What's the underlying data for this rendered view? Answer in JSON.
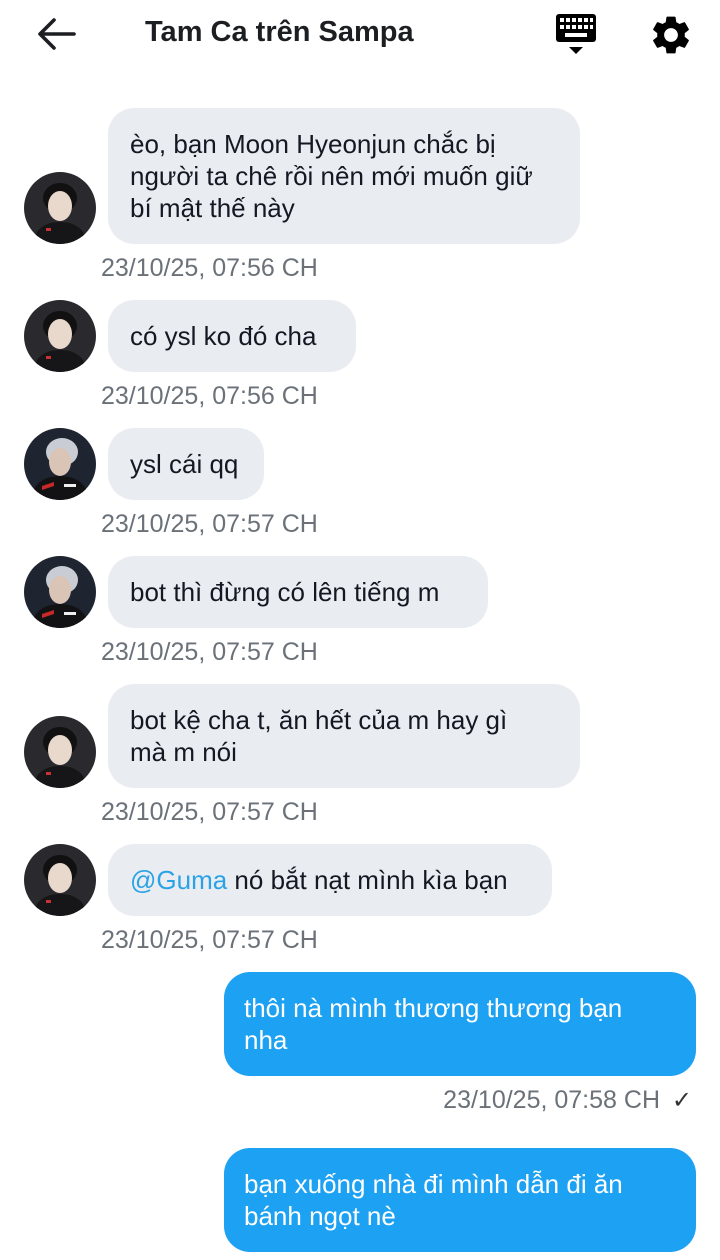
{
  "header": {
    "title": "Tam Ca trên Sampa",
    "back_icon": "arrow-left-icon",
    "keyboard_icon": "keyboard-icon",
    "settings_icon": "gear-icon"
  },
  "colors": {
    "incoming_bubble": "#e9edf1",
    "outgoing_bubble": "#1da1f2",
    "mention": "#2aa3e6",
    "timestamp": "#6a7178"
  },
  "messages": [
    {
      "direction": "incoming",
      "avatar": "avatar-user-a",
      "lines": [
        "èo, bạn Moon Hyeonjun chắc bị",
        "người ta chê rồi nên mới muốn giữ",
        "bí mật thế này"
      ],
      "time": "23/10/25, 07:56 CH"
    },
    {
      "direction": "incoming",
      "avatar": "avatar-user-a",
      "lines": [
        "có ysl ko đó cha"
      ],
      "time": "23/10/25, 07:56 CH"
    },
    {
      "direction": "incoming",
      "avatar": "avatar-user-b",
      "lines": [
        "ysl cái qq"
      ],
      "time": "23/10/25, 07:57 CH"
    },
    {
      "direction": "incoming",
      "avatar": "avatar-user-b",
      "lines": [
        "bot thì đừng có lên tiếng m"
      ],
      "time": "23/10/25, 07:57 CH"
    },
    {
      "direction": "incoming",
      "avatar": "avatar-user-a",
      "lines": [
        "bot kệ cha t, ăn hết của m hay gì",
        "mà m nói"
      ],
      "time": "23/10/25, 07:57 CH"
    },
    {
      "direction": "incoming",
      "avatar": "avatar-user-a",
      "mention": "@Guma",
      "lines": [
        " nó bắt nạt mình kìa bạn"
      ],
      "time": "23/10/25, 07:57 CH"
    },
    {
      "direction": "outgoing",
      "lines": [
        "thôi nà mình thương thương bạn",
        "nha"
      ],
      "time": "23/10/25, 07:58 CH",
      "status": "✓"
    },
    {
      "direction": "outgoing",
      "lines": [
        "bạn xuống nhà đi mình dẫn đi ăn",
        "bánh ngọt nè"
      ]
    }
  ]
}
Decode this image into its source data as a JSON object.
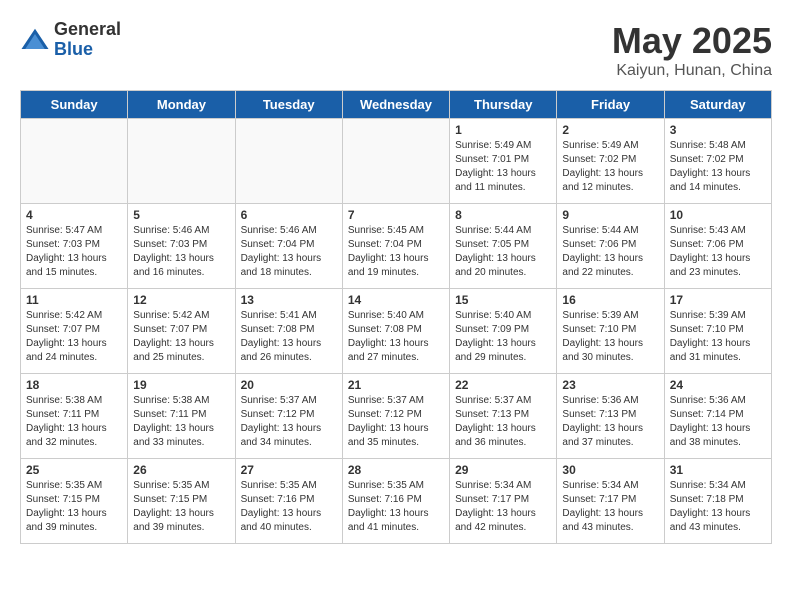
{
  "logo": {
    "general": "General",
    "blue": "Blue"
  },
  "title": "May 2025",
  "subtitle": "Kaiyun, Hunan, China",
  "weekdays": [
    "Sunday",
    "Monday",
    "Tuesday",
    "Wednesday",
    "Thursday",
    "Friday",
    "Saturday"
  ],
  "weeks": [
    [
      {
        "day": "",
        "info": ""
      },
      {
        "day": "",
        "info": ""
      },
      {
        "day": "",
        "info": ""
      },
      {
        "day": "",
        "info": ""
      },
      {
        "day": "1",
        "info": "Sunrise: 5:49 AM\nSunset: 7:01 PM\nDaylight: 13 hours\nand 11 minutes."
      },
      {
        "day": "2",
        "info": "Sunrise: 5:49 AM\nSunset: 7:02 PM\nDaylight: 13 hours\nand 12 minutes."
      },
      {
        "day": "3",
        "info": "Sunrise: 5:48 AM\nSunset: 7:02 PM\nDaylight: 13 hours\nand 14 minutes."
      }
    ],
    [
      {
        "day": "4",
        "info": "Sunrise: 5:47 AM\nSunset: 7:03 PM\nDaylight: 13 hours\nand 15 minutes."
      },
      {
        "day": "5",
        "info": "Sunrise: 5:46 AM\nSunset: 7:03 PM\nDaylight: 13 hours\nand 16 minutes."
      },
      {
        "day": "6",
        "info": "Sunrise: 5:46 AM\nSunset: 7:04 PM\nDaylight: 13 hours\nand 18 minutes."
      },
      {
        "day": "7",
        "info": "Sunrise: 5:45 AM\nSunset: 7:04 PM\nDaylight: 13 hours\nand 19 minutes."
      },
      {
        "day": "8",
        "info": "Sunrise: 5:44 AM\nSunset: 7:05 PM\nDaylight: 13 hours\nand 20 minutes."
      },
      {
        "day": "9",
        "info": "Sunrise: 5:44 AM\nSunset: 7:06 PM\nDaylight: 13 hours\nand 22 minutes."
      },
      {
        "day": "10",
        "info": "Sunrise: 5:43 AM\nSunset: 7:06 PM\nDaylight: 13 hours\nand 23 minutes."
      }
    ],
    [
      {
        "day": "11",
        "info": "Sunrise: 5:42 AM\nSunset: 7:07 PM\nDaylight: 13 hours\nand 24 minutes."
      },
      {
        "day": "12",
        "info": "Sunrise: 5:42 AM\nSunset: 7:07 PM\nDaylight: 13 hours\nand 25 minutes."
      },
      {
        "day": "13",
        "info": "Sunrise: 5:41 AM\nSunset: 7:08 PM\nDaylight: 13 hours\nand 26 minutes."
      },
      {
        "day": "14",
        "info": "Sunrise: 5:40 AM\nSunset: 7:08 PM\nDaylight: 13 hours\nand 27 minutes."
      },
      {
        "day": "15",
        "info": "Sunrise: 5:40 AM\nSunset: 7:09 PM\nDaylight: 13 hours\nand 29 minutes."
      },
      {
        "day": "16",
        "info": "Sunrise: 5:39 AM\nSunset: 7:10 PM\nDaylight: 13 hours\nand 30 minutes."
      },
      {
        "day": "17",
        "info": "Sunrise: 5:39 AM\nSunset: 7:10 PM\nDaylight: 13 hours\nand 31 minutes."
      }
    ],
    [
      {
        "day": "18",
        "info": "Sunrise: 5:38 AM\nSunset: 7:11 PM\nDaylight: 13 hours\nand 32 minutes."
      },
      {
        "day": "19",
        "info": "Sunrise: 5:38 AM\nSunset: 7:11 PM\nDaylight: 13 hours\nand 33 minutes."
      },
      {
        "day": "20",
        "info": "Sunrise: 5:37 AM\nSunset: 7:12 PM\nDaylight: 13 hours\nand 34 minutes."
      },
      {
        "day": "21",
        "info": "Sunrise: 5:37 AM\nSunset: 7:12 PM\nDaylight: 13 hours\nand 35 minutes."
      },
      {
        "day": "22",
        "info": "Sunrise: 5:37 AM\nSunset: 7:13 PM\nDaylight: 13 hours\nand 36 minutes."
      },
      {
        "day": "23",
        "info": "Sunrise: 5:36 AM\nSunset: 7:13 PM\nDaylight: 13 hours\nand 37 minutes."
      },
      {
        "day": "24",
        "info": "Sunrise: 5:36 AM\nSunset: 7:14 PM\nDaylight: 13 hours\nand 38 minutes."
      }
    ],
    [
      {
        "day": "25",
        "info": "Sunrise: 5:35 AM\nSunset: 7:15 PM\nDaylight: 13 hours\nand 39 minutes."
      },
      {
        "day": "26",
        "info": "Sunrise: 5:35 AM\nSunset: 7:15 PM\nDaylight: 13 hours\nand 39 minutes."
      },
      {
        "day": "27",
        "info": "Sunrise: 5:35 AM\nSunset: 7:16 PM\nDaylight: 13 hours\nand 40 minutes."
      },
      {
        "day": "28",
        "info": "Sunrise: 5:35 AM\nSunset: 7:16 PM\nDaylight: 13 hours\nand 41 minutes."
      },
      {
        "day": "29",
        "info": "Sunrise: 5:34 AM\nSunset: 7:17 PM\nDaylight: 13 hours\nand 42 minutes."
      },
      {
        "day": "30",
        "info": "Sunrise: 5:34 AM\nSunset: 7:17 PM\nDaylight: 13 hours\nand 43 minutes."
      },
      {
        "day": "31",
        "info": "Sunrise: 5:34 AM\nSunset: 7:18 PM\nDaylight: 13 hours\nand 43 minutes."
      }
    ]
  ]
}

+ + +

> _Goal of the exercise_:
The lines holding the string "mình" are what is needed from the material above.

> _Completed exercise_:
        " nó bắt nạt mình kìa bạn"
        "thôi nà mình thương thương bạn",
        "bạn xuống nhà đi mình dẫn đi ăn",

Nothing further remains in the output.